■ Problem details ■
The entries below must be reproduced exactly; their pictures are not part of the copy.

■ Extracted entries ■
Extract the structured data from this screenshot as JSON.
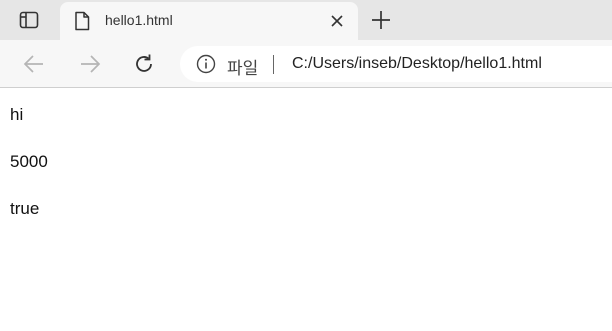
{
  "tab": {
    "title": "hello1.html",
    "favicon_icon": "document-icon"
  },
  "toolbar": {
    "back_icon": "arrow-left-icon",
    "forward_icon": "arrow-right-icon",
    "refresh_icon": "refresh-icon"
  },
  "addressbar": {
    "site_label": "파일",
    "url": "C:/Users/inseb/Desktop/hello1.html"
  },
  "page": {
    "lines": [
      "hi",
      "5000",
      "true"
    ]
  },
  "colors": {
    "tabstrip": "#e6e6e6",
    "toolbar": "#f7f7f7",
    "disabled_icon": "#b5b5b5",
    "icon": "#333333"
  }
}
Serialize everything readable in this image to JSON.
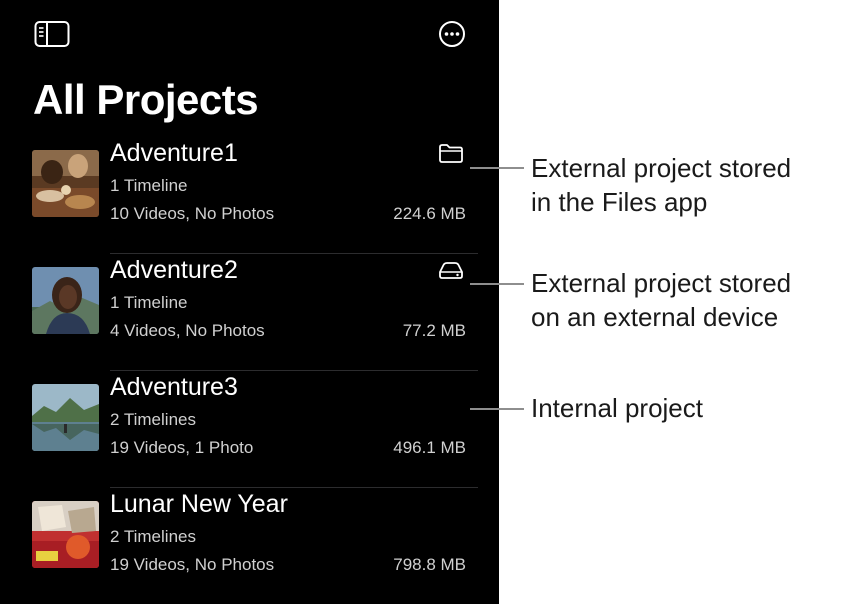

■ Solution to this exercise ■
Extract the structured data from this screenshot as JSON.
{
  "tab": {
    "title": "hello1.html",
    "favicon_icon": "document-icon"
  },
  "toolbar": {
    "back_icon": "arrow-left-icon",
    "forward_icon": "arrow-right-icon",
    "refresh_icon": "refresh-icon"
  },
  "addressbar": {
    "site_label": "파일",
    "url": "C:/Users/inseb/Desktop/hello1.html"
  },
  "page": {
    "lines": [
      "hi",
      "5000",
      "true"
    ]
  },
  "colors": {
    "tabstrip": "#e6e6e6",
    "toolbar": "#f7f7f7",
    "disabled_icon": "#b5b5b5",
    "icon": "#333333"
  }
}
Serialize everything readable in this image to JSON.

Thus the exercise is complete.